**THE TASK**
Set down exactly the lines that run from the line with "Read all visible content and emit it as JSON." to the end of the data, and nothing else.

**EXCERPTED DATA**
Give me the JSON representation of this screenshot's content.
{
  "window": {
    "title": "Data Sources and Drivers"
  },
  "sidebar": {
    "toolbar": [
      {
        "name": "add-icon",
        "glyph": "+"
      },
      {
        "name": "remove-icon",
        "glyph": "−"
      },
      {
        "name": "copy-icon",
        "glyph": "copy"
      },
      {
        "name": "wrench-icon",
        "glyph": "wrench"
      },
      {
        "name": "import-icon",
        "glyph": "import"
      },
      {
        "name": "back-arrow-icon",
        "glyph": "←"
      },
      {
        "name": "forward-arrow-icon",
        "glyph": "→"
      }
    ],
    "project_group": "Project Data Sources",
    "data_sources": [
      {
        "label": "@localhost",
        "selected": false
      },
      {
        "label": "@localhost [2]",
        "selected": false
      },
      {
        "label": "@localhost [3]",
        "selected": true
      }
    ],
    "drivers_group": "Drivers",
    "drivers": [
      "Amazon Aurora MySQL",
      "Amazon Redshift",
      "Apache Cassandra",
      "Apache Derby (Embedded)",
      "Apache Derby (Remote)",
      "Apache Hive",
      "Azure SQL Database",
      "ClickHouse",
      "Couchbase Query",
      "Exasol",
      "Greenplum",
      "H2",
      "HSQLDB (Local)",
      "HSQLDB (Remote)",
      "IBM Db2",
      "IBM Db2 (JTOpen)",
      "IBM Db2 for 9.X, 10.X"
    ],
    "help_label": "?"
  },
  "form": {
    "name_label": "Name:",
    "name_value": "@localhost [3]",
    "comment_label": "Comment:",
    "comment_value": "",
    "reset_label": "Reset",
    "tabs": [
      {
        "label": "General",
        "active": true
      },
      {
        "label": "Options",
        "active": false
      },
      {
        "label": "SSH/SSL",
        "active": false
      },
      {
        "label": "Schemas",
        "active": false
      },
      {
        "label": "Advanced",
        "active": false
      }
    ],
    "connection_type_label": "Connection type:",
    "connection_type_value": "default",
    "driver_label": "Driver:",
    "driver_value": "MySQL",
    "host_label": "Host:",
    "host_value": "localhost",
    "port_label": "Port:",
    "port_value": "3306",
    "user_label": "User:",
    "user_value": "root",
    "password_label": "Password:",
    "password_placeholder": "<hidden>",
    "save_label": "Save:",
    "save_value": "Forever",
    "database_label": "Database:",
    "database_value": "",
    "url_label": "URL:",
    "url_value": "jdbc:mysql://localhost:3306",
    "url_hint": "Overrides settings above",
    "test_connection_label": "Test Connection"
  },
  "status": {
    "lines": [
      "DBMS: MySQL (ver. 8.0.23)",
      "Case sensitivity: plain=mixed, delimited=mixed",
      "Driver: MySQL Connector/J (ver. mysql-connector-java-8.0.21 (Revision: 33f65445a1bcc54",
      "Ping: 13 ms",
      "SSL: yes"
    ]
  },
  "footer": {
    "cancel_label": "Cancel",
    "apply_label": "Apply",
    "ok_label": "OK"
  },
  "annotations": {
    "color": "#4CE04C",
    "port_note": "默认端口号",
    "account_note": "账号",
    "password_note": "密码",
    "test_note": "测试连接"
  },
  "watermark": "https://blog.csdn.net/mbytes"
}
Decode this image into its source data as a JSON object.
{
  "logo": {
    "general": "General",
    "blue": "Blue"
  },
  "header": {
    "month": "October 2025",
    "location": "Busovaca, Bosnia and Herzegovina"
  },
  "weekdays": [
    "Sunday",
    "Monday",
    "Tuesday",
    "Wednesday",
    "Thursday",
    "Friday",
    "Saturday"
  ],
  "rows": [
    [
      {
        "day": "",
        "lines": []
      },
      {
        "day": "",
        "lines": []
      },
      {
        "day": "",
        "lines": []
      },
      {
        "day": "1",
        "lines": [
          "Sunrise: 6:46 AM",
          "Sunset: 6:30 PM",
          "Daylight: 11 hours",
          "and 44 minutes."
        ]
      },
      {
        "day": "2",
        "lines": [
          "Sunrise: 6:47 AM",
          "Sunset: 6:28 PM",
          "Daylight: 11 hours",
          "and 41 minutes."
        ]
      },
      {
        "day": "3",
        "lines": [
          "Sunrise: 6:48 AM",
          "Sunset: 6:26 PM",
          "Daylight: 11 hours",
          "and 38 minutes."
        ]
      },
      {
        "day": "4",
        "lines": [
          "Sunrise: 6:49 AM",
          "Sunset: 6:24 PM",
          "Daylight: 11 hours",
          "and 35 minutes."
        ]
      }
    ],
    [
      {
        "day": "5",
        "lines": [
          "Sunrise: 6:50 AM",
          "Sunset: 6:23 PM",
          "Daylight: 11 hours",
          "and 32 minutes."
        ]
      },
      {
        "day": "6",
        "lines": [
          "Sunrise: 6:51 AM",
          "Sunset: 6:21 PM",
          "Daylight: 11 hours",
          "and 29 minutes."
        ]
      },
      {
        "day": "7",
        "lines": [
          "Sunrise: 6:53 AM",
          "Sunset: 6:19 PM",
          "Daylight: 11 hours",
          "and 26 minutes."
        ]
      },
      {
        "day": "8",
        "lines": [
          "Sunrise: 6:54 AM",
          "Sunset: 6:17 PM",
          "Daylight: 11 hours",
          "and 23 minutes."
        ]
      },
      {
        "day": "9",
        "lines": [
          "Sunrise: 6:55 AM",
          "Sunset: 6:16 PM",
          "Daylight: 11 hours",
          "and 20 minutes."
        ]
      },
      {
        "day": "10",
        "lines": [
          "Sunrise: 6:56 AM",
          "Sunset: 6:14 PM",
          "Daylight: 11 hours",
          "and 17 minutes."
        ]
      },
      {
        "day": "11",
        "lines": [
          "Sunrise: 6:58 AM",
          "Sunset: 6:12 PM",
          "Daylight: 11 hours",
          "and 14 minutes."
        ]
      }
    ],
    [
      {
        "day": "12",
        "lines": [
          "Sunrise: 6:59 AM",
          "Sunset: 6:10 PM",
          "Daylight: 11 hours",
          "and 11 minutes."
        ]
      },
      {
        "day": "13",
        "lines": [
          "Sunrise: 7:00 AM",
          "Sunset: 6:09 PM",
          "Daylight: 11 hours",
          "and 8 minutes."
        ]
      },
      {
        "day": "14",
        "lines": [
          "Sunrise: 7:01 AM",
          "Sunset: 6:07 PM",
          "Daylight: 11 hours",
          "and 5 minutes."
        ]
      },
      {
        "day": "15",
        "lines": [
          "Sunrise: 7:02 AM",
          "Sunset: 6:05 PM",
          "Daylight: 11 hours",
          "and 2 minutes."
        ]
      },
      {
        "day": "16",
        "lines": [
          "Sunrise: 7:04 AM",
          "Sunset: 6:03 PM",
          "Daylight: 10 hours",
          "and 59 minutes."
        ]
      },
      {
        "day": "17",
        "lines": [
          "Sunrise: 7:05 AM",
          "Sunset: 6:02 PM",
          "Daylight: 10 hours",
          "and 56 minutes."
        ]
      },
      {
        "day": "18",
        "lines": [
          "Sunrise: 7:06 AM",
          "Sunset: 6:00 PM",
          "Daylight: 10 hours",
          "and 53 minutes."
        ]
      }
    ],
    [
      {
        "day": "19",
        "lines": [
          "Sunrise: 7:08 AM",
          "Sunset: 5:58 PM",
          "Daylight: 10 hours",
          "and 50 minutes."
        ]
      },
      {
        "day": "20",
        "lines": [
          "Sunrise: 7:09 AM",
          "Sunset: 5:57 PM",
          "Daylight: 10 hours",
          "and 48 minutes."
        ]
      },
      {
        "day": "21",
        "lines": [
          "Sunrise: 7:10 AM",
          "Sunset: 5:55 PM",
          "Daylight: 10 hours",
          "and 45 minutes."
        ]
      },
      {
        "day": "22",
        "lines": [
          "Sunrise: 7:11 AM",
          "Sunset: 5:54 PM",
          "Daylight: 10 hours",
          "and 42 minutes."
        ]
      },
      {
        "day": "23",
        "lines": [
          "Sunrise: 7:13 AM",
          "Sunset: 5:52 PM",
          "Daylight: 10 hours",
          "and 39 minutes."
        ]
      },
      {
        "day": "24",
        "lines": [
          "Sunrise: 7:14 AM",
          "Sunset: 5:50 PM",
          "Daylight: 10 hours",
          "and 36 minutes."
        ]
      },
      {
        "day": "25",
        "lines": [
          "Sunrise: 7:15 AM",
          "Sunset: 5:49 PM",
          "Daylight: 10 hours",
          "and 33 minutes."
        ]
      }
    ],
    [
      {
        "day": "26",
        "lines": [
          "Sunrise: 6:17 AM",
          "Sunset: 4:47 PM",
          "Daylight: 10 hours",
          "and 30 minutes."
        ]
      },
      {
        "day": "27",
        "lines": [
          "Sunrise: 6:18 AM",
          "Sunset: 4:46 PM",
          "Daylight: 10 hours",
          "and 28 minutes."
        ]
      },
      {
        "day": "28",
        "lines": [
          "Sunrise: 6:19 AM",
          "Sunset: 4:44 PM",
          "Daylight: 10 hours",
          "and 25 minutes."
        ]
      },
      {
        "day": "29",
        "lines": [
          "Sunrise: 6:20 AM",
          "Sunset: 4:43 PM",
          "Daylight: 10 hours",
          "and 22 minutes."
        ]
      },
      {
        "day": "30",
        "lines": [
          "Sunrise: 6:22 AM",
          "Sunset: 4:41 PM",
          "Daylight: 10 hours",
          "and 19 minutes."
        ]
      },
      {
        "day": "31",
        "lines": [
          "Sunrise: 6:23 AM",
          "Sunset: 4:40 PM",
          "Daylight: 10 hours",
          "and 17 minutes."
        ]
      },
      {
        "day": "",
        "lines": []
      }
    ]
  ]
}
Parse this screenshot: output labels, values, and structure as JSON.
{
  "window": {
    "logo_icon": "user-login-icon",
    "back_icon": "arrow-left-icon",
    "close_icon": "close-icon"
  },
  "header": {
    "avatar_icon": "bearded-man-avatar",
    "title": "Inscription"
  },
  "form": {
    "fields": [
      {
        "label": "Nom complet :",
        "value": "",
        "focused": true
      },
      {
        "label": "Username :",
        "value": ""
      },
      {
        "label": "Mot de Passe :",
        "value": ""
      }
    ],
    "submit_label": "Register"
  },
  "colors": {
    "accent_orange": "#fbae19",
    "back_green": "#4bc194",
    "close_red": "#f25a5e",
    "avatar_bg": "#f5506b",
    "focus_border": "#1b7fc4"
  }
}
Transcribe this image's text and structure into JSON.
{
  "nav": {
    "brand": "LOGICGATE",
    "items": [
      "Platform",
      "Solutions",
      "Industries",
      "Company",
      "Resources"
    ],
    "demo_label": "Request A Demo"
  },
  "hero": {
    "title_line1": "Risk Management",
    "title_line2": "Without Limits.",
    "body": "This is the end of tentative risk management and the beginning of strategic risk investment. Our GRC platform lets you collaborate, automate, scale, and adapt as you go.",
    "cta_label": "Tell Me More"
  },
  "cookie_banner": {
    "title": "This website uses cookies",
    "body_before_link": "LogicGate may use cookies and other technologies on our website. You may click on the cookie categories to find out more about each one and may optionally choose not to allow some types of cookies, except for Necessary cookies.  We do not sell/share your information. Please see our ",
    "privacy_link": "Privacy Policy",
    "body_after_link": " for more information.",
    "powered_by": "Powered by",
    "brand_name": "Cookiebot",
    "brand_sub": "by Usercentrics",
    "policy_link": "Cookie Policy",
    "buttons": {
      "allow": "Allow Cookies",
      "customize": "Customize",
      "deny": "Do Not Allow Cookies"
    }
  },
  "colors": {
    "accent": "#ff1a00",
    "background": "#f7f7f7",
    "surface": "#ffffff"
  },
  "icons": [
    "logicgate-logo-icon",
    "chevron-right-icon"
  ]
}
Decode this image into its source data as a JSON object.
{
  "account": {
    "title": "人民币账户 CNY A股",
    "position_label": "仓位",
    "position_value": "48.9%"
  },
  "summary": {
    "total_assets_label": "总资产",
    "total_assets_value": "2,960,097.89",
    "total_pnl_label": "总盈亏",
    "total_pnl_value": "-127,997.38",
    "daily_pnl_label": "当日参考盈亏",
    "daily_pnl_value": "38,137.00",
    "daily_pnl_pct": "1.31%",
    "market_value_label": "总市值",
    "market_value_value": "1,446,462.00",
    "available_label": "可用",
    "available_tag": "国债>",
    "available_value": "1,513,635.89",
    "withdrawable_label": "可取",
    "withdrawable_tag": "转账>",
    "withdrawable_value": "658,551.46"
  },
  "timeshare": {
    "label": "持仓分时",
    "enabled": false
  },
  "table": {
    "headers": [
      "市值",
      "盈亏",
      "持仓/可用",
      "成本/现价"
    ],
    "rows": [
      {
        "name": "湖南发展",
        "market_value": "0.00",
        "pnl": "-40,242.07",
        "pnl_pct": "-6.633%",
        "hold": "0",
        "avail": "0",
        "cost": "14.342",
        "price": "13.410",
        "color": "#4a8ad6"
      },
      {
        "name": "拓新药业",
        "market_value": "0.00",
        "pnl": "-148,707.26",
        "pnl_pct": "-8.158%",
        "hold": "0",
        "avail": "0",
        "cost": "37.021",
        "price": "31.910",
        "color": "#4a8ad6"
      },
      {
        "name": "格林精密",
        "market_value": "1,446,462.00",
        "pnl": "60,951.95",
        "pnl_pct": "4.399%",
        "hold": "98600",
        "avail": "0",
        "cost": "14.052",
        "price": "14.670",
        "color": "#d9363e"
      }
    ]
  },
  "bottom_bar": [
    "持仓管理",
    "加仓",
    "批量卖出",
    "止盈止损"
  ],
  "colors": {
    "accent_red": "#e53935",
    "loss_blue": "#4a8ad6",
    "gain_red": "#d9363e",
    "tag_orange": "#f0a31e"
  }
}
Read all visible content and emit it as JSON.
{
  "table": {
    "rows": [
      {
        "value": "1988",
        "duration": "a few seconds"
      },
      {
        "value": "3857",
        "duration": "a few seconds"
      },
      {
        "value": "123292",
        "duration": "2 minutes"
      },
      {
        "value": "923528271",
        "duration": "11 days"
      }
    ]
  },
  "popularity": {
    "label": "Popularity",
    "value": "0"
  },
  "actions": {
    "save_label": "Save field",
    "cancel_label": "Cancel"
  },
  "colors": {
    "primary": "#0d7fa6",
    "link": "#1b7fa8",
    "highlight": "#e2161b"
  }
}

**ANSWER AREA**
Read all visible content and emit it as JSON.
{
  "table": {
    "rows": [
      {
        "value": "1988",
        "duration": "a few seconds"
      },
      {
        "value": "3857",
        "duration": "a few seconds"
      },
      {
        "value": "123292",
        "duration": "2 minutes"
      },
      {
        "value": "923528271",
        "duration": "11 days"
      }
    ]
  },
  "popularity": {
    "label": "Popularity",
    "value": "0"
  },
  "actions": {
    "save_label": "Save field",
    "cancel_label": "Cancel"
  },
  "colors": {
    "primary": "#0d7fa6",
    "link": "#1b7fa8",
    "highlight": "#e2161b"
  }
}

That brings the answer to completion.